--- Data ---

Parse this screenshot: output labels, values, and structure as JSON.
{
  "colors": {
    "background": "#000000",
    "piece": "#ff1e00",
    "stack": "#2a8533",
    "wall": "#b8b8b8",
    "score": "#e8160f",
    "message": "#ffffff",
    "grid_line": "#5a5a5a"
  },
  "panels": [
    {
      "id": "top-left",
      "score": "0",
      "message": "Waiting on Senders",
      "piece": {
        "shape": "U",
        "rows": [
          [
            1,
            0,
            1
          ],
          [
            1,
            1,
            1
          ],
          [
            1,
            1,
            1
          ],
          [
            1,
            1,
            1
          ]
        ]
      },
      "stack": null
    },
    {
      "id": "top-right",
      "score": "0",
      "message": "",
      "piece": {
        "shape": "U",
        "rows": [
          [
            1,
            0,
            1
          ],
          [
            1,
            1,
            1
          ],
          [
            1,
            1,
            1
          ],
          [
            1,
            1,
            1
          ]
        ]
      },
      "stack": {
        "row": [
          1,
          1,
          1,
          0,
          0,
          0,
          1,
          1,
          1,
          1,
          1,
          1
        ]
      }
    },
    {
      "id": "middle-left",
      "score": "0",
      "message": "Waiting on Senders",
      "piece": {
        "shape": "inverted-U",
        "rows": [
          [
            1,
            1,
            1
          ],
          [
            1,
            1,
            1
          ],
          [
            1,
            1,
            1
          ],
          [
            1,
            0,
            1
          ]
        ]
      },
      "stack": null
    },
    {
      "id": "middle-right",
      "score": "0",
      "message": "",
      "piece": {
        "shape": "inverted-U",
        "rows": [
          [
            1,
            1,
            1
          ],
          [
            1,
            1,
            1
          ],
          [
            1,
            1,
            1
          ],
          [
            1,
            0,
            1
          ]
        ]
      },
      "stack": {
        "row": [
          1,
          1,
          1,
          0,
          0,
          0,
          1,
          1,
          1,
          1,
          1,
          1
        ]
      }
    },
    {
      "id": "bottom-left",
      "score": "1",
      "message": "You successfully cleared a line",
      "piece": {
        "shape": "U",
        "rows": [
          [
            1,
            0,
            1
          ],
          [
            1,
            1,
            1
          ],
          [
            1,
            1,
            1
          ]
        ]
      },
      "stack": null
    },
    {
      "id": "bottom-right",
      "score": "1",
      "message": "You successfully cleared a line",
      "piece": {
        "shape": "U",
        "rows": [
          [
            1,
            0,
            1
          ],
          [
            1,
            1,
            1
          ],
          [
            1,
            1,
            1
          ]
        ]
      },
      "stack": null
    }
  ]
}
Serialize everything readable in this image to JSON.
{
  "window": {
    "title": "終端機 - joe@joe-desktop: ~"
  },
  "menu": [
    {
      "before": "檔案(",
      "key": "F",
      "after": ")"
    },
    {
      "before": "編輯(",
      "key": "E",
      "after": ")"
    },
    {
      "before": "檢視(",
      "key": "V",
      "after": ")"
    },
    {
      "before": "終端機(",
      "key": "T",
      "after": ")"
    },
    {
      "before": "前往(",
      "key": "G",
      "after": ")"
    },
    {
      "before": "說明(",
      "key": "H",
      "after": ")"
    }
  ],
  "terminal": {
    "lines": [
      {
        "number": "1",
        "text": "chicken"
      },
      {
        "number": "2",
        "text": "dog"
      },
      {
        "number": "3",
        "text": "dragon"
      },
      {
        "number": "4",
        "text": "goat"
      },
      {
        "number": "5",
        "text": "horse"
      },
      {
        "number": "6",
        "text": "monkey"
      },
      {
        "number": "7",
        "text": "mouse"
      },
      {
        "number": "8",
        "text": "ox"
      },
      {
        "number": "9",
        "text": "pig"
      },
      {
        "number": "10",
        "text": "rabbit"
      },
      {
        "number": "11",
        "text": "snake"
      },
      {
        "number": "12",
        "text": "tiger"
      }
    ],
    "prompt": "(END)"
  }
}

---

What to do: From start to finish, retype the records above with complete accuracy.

Expected answer:
Parse this screenshot: output labels, values, and structure as JSON.
{
  "colors": {
    "background": "#000000",
    "piece": "#ff1e00",
    "stack": "#2a8533",
    "wall": "#b8b8b8",
    "score": "#e8160f",
    "message": "#ffffff",
    "grid_line": "#5a5a5a"
  },
  "panels": [
    {
      "id": "top-left",
      "score": "0",
      "message": "Waiting on Senders",
      "piece": {
        "shape": "U",
        "rows": [
          [
            1,
            0,
            1
          ],
          [
            1,
            1,
            1
          ],
          [
            1,
            1,
            1
          ],
          [
            1,
            1,
            1
          ]
        ]
      },
      "stack": null
    },
    {
      "id": "top-right",
      "score": "0",
      "message": "",
      "piece": {
        "shape": "U",
        "rows": [
          [
            1,
            0,
            1
          ],
          [
            1,
            1,
            1
          ],
          [
            1,
            1,
            1
          ],
          [
            1,
            1,
            1
          ]
        ]
      },
      "stack": {
        "row": [
          1,
          1,
          1,
          0,
          0,
          0,
          1,
          1,
          1,
          1,
          1,
          1
        ]
      }
    },
    {
      "id": "middle-left",
      "score": "0",
      "message": "Waiting on Senders",
      "piece": {
        "shape": "inverted-U",
        "rows": [
          [
            1,
            1,
            1
          ],
          [
            1,
            1,
            1
          ],
          [
            1,
            1,
            1
          ],
          [
            1,
            0,
            1
          ]
        ]
      },
      "stack": null
    },
    {
      "id": "middle-right",
      "score": "0",
      "message": "",
      "piece": {
        "shape": "inverted-U",
        "rows": [
          [
            1,
            1,
            1
          ],
          [
            1,
            1,
            1
          ],
          [
            1,
            1,
            1
          ],
          [
            1,
            0,
            1
          ]
        ]
      },
      "stack": {
        "row": [
          1,
          1,
          1,
          0,
          0,
          0,
          1,
          1,
          1,
          1,
          1,
          1
        ]
      }
    },
    {
      "id": "bottom-left",
      "score": "1",
      "message": "You successfully cleared a line",
      "piece": {
        "shape": "U",
        "rows": [
          [
            1,
            0,
            1
          ],
          [
            1,
            1,
            1
          ],
          [
            1,
            1,
            1
          ]
        ]
      },
      "stack": null
    },
    {
      "id": "bottom-right",
      "score": "1",
      "message": "You successfully cleared a line",
      "piece": {
        "shape": "U",
        "rows": [
          [
            1,
            0,
            1
          ],
          [
            1,
            1,
            1
          ],
          [
            1,
            1,
            1
          ]
        ]
      },
      "stack": null
    }
  ]
}
Serialize everything readable in this image to JSON.
{
  "window": {
    "title": "終端機 - joe@joe-desktop: ~"
  },
  "menu": [
    {
      "before": "檔案(",
      "key": "F",
      "after": ")"
    },
    {
      "before": "編輯(",
      "key": "E",
      "after": ")"
    },
    {
      "before": "檢視(",
      "key": "V",
      "after": ")"
    },
    {
      "before": "終端機(",
      "key": "T",
      "after": ")"
    },
    {
      "before": "前往(",
      "key": "G",
      "after": ")"
    },
    {
      "before": "說明(",
      "key": "H",
      "after": ")"
    }
  ],
  "terminal": {
    "lines": [
      {
        "number": "1",
        "text": "chicken"
      },
      {
        "number": "2",
        "text": "dog"
      },
      {
        "number": "3",
        "text": "dragon"
      },
      {
        "number": "4",
        "text": "goat"
      },
      {
        "number": "5",
        "text": "horse"
      },
      {
        "number": "6",
        "text": "monkey"
      },
      {
        "number": "7",
        "text": "mouse"
      },
      {
        "number": "8",
        "text": "ox"
      },
      {
        "number": "9",
        "text": "pig"
      },
      {
        "number": "10",
        "text": "rabbit"
      },
      {
        "number": "11",
        "text": "snake"
      },
      {
        "number": "12",
        "text": "tiger"
      }
    ],
    "prompt": "(END)"
  }
}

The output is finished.